Records supplied START

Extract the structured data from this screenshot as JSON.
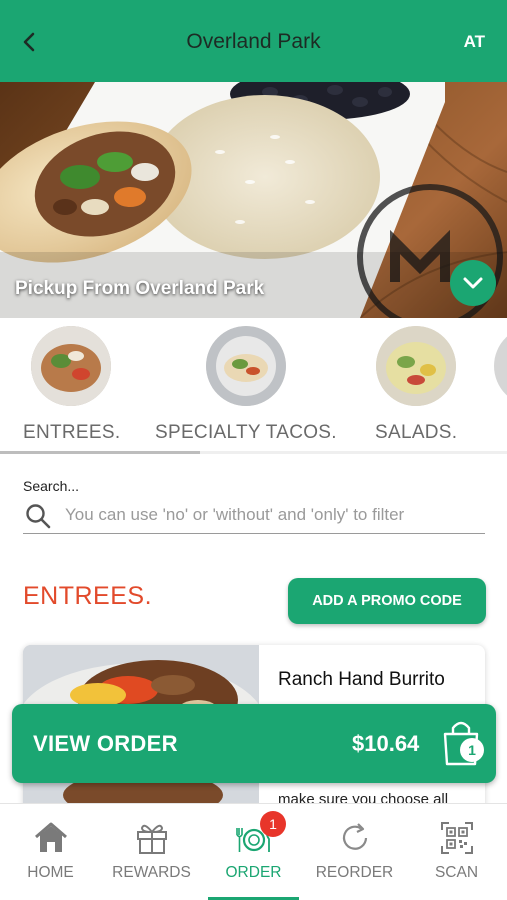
{
  "header": {
    "title": "Overland Park",
    "user_initials": "AT",
    "back_icon": "chevron-left-icon",
    "bar_color": "#1ba672"
  },
  "hero": {
    "caption": "Pickup From Overland Park",
    "expand_icon": "chevron-down-icon"
  },
  "categories": [
    {
      "label": "ENTREES."
    },
    {
      "label": "SPECIALTY TACOS."
    },
    {
      "label": "SALADS."
    }
  ],
  "search": {
    "label": "Search...",
    "placeholder": "You can use 'no' or 'without' and 'only' to filter",
    "value": "",
    "icon": "search-icon"
  },
  "section": {
    "title": "ENTREES.",
    "title_color": "#e24a2b",
    "promo_button": "ADD A PROMO CODE"
  },
  "menu_items": [
    {
      "name": "Ranch Hand Burrito",
      "description": "make sure you choose all"
    }
  ],
  "order": {
    "label": "VIEW ORDER",
    "total": "$10.64",
    "item_count": "1",
    "bag_icon": "shopping-bag-icon"
  },
  "tabs": [
    {
      "label": "HOME",
      "icon": "home-icon"
    },
    {
      "label": "REWARDS",
      "icon": "gift-icon"
    },
    {
      "label": "ORDER",
      "icon": "plate-cutlery-icon",
      "badge": "1",
      "active": true
    },
    {
      "label": "REORDER",
      "icon": "refresh-icon"
    },
    {
      "label": "SCAN",
      "icon": "qr-code-icon"
    }
  ],
  "colors": {
    "accent": "#1ba672",
    "badge": "#e8352a"
  }
}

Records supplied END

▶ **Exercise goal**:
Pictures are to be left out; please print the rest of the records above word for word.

▶ **Solution for this exercise**:
Extract the structured data from this screenshot as JSON.
{
  "header": {
    "title": "Overland Park",
    "user_initials": "AT",
    "back_icon": "chevron-left-icon",
    "bar_color": "#1ba672"
  },
  "hero": {
    "caption": "Pickup From Overland Park",
    "expand_icon": "chevron-down-icon"
  },
  "categories": [
    {
      "label": "ENTREES."
    },
    {
      "label": "SPECIALTY TACOS."
    },
    {
      "label": "SALADS."
    }
  ],
  "search": {
    "label": "Search...",
    "placeholder": "You can use 'no' or 'without' and 'only' to filter",
    "value": "",
    "icon": "search-icon"
  },
  "section": {
    "title": "ENTREES.",
    "title_color": "#e24a2b",
    "promo_button": "ADD A PROMO CODE"
  },
  "menu_items": [
    {
      "name": "Ranch Hand Burrito",
      "description": "make sure you choose all"
    }
  ],
  "order": {
    "label": "VIEW ORDER",
    "total": "$10.64",
    "item_count": "1",
    "bag_icon": "shopping-bag-icon"
  },
  "tabs": [
    {
      "label": "HOME",
      "icon": "home-icon"
    },
    {
      "label": "REWARDS",
      "icon": "gift-icon"
    },
    {
      "label": "ORDER",
      "icon": "plate-cutlery-icon",
      "badge": "1",
      "active": true
    },
    {
      "label": "REORDER",
      "icon": "refresh-icon"
    },
    {
      "label": "SCAN",
      "icon": "qr-code-icon"
    }
  ],
  "colors": {
    "accent": "#1ba672",
    "badge": "#e8352a"
  }
}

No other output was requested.